However, I did learn how the magic system works in this game. Characters learn magic through the use of orbs attached to their weapons, which are called Arm Force Pieces. You can buy orbs from shops and equip them on weapons with open slots. In the demo, L'Arc was using a fire orb, Alf had an earth orb, and Ryfia had a water orb. Apparently, the orbs do degrade over time and can be repaired in shops. An interesting thing to note is that when used in battle, magic uses up both AP and a separate pool of MP. I was also told that you can buy more MP in shops.
There are a few things about Arc Rise Fantasia that really stood out to me. In general, I liked the game's mechanics. The battle system, while traditional, seemed fairly fast-paced and fun. It looks like there will be a lot of room to employ complicated tactics and strategies as the game progresses. I also really liked the fact that there are no random battles in the game. You can even gain an advantage in battle and attack first if you manage to sneak up on an enemy, but you can also be ambushed by an enemy, which results in the enemy attacking first. It all depends on which way you are facing when you encounter an enemy on the field. All in all, I got the impression that the core game is a solid JRPG with a lot of towns and dungeons to explore, a lengthy quest that can take upwards of thirty hours to complete, and a ton of side quests that can nearly double the game's length.
There were a few key things about Arc Rise Fantasia that did turn me off. The chief among these was the voice acting. In general, the voice acting is fairly bad and awkwardly delivered. The lip syncing for the character's dialog during CG cutscenes was pretty off the mark too, almost comically so. In the opening CG cutscene, L'Arc would often start talking several seconds before his mouth would start to move. The biggest offender in the voice acting department has to be Ryfia. I understand that her character is supposed to be a socially awkward girl who has been sheltered her whole life, but it still doesn't change the fact that every time she opened her mouth, I cringed a little. It really was that bad.
I also didn't care much for the main character, the story (what little I saw of it), or the characterization. L'Arc comes off as your typical, cocky, arrogant anime cliche and like I mentioned before, Ryfia comes off as more awkward and uncomfortable than cute and endearing. To be fair, I was rushed through the story and dialogue fairly quickly, but what little I did see of it left me confused and not hungry enough to see more.
While it was a fairly short demo, I did walk away with a lot of information on Arc Rise Fantasia. My feelings on Arc Rise Fantasia are fairly mixed. I think the core game mechanics are solid and have a lot of potential to be fun and complex as the game progresses. I liked the graphics, the art style, and the world of Arc Rise Fantasia. The story and voice acting, on the other hand, left me feeling cold.
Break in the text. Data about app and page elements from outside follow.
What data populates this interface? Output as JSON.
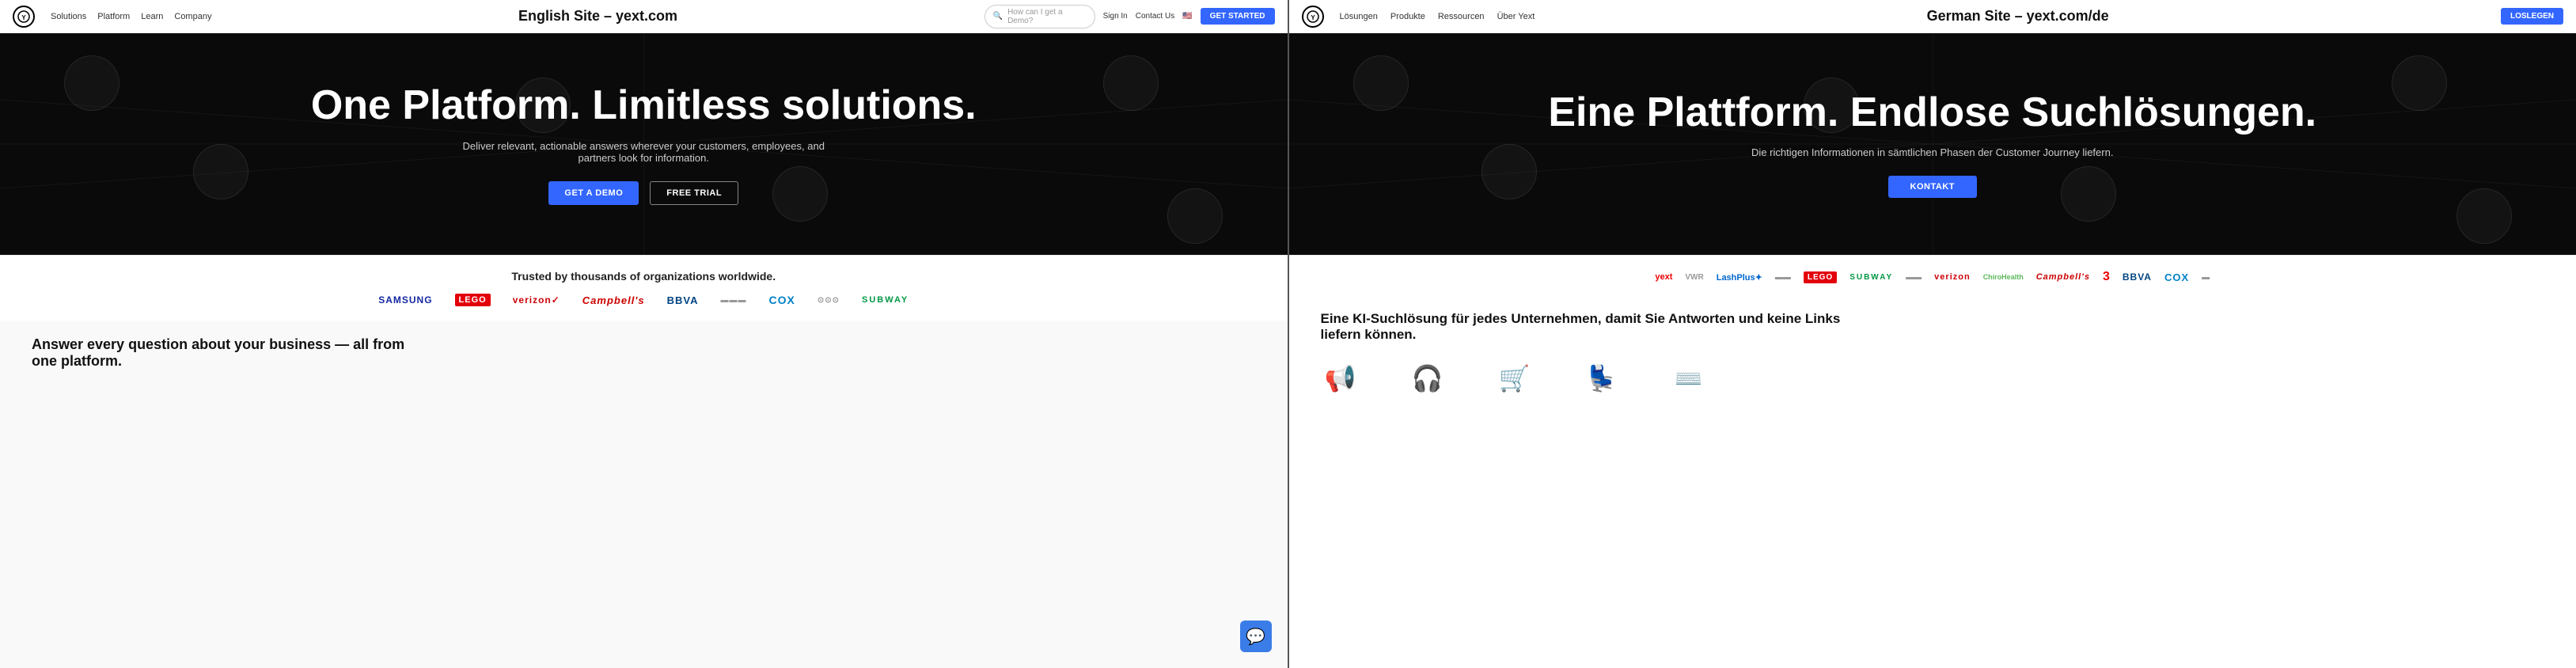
{
  "english": {
    "nav": {
      "logo_text": "YE",
      "links": [
        "Solutions",
        "Platform",
        "Learn",
        "Company"
      ],
      "center_label": "English Site – yext.com",
      "search_placeholder": "How can I get a Demo?",
      "right_links": [
        "Sign In",
        "Contact Us"
      ],
      "cta_label": "GET STARTED"
    },
    "hero": {
      "title": "One Platform. Limitless solutions.",
      "subtitle": "Deliver relevant, actionable answers wherever your customers, employees, and partners look for information.",
      "btn_demo": "GET A DEMO",
      "btn_trial": "FREE TRIAL"
    },
    "trusted": {
      "title": "Trusted by thousands of organizations worldwide.",
      "logos": [
        "SAMSUNG",
        "LEGO",
        "verizon",
        "Campbell's",
        "BBVA",
        "",
        "COX",
        "",
        "SUBWAY"
      ]
    },
    "bottom": {
      "title": "Answer every question about your business — all from one platform."
    }
  },
  "german": {
    "nav": {
      "logo_text": "YE",
      "links": [
        "Lösungen",
        "Produkte",
        "Ressourcen",
        "Über Yext"
      ],
      "center_label": "German Site – yext.com/de",
      "cta_label": "LOSLEGEN"
    },
    "hero": {
      "title": "Eine Plattform. Endlose Suchlösungen.",
      "subtitle": "Die richtigen Informationen in sämtlichen Phasen der Customer Journey liefern.",
      "btn_kontakt": "KONTAKT"
    },
    "trusted": {
      "logos": [
        "yext",
        "VWR",
        "LashPlus",
        "",
        "LEGO",
        "SUBWAY",
        "",
        "verizon",
        "ChiroHealth",
        "Campbell's",
        "3",
        "BBVA",
        "COX",
        ""
      ]
    },
    "bottom": {
      "title": "Eine KI-Suchlösung für jedes Unternehmen, damit Sie Antworten und keine Links liefern können.",
      "icons": [
        "megaphone",
        "headset",
        "cart",
        "chair",
        "code"
      ]
    }
  }
}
My reactions to the story and voice acting could simply come down to personal preference so your mileage may vary. Stay tuned to RPGamer for continuing coverage of Arc Rise Fantasia and for our final verdict when the game comes out this summer in North America.